ACTIVITY: Go through the records below line by line. Count the lines with "avatar" and give the count alone.

(Stored entries)
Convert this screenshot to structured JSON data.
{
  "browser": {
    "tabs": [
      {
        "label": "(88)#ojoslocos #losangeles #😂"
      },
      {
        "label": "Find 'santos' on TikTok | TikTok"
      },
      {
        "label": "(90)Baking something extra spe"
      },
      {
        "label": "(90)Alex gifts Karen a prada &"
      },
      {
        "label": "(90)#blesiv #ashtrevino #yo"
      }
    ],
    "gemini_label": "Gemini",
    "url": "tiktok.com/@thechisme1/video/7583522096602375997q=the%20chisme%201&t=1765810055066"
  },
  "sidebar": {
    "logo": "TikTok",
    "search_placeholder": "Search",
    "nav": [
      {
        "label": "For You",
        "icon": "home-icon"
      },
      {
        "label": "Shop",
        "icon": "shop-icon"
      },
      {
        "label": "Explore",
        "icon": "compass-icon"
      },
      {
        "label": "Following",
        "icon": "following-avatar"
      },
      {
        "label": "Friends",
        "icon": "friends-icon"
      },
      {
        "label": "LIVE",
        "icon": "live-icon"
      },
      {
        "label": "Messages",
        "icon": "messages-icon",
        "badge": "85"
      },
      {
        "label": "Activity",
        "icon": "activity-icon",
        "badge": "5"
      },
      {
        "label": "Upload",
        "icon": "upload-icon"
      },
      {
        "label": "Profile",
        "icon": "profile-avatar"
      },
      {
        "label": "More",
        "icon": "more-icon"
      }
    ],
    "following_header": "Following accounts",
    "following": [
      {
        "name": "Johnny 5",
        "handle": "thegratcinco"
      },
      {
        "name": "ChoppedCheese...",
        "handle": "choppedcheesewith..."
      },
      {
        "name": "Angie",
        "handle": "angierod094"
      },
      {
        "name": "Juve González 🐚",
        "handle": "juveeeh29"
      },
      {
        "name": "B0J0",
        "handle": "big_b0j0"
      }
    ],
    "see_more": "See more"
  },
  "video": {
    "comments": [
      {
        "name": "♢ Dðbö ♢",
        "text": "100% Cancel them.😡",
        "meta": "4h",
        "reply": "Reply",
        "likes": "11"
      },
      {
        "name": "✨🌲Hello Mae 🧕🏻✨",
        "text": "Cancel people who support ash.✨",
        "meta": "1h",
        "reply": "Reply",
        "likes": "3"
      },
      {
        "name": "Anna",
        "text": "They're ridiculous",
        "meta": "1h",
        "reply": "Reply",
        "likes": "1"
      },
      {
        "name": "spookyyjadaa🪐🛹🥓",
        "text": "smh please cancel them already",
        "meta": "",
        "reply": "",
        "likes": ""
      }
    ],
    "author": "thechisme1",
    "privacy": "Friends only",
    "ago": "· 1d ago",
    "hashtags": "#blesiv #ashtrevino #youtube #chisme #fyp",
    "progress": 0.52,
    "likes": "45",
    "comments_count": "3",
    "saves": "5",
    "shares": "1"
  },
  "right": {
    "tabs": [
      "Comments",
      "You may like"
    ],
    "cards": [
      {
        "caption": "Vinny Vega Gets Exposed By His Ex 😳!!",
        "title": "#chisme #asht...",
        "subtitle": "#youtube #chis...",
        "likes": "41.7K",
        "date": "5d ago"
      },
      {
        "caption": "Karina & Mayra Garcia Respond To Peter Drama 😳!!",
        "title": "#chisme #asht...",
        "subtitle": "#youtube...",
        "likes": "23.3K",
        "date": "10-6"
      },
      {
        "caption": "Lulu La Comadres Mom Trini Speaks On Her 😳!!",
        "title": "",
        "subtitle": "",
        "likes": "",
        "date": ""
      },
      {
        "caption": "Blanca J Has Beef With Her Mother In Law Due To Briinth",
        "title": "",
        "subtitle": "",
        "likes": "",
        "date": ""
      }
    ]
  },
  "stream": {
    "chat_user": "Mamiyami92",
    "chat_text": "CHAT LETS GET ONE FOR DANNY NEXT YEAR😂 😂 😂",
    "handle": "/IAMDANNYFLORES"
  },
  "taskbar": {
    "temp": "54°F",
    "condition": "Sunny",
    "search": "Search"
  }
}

ANSWER AREA: 2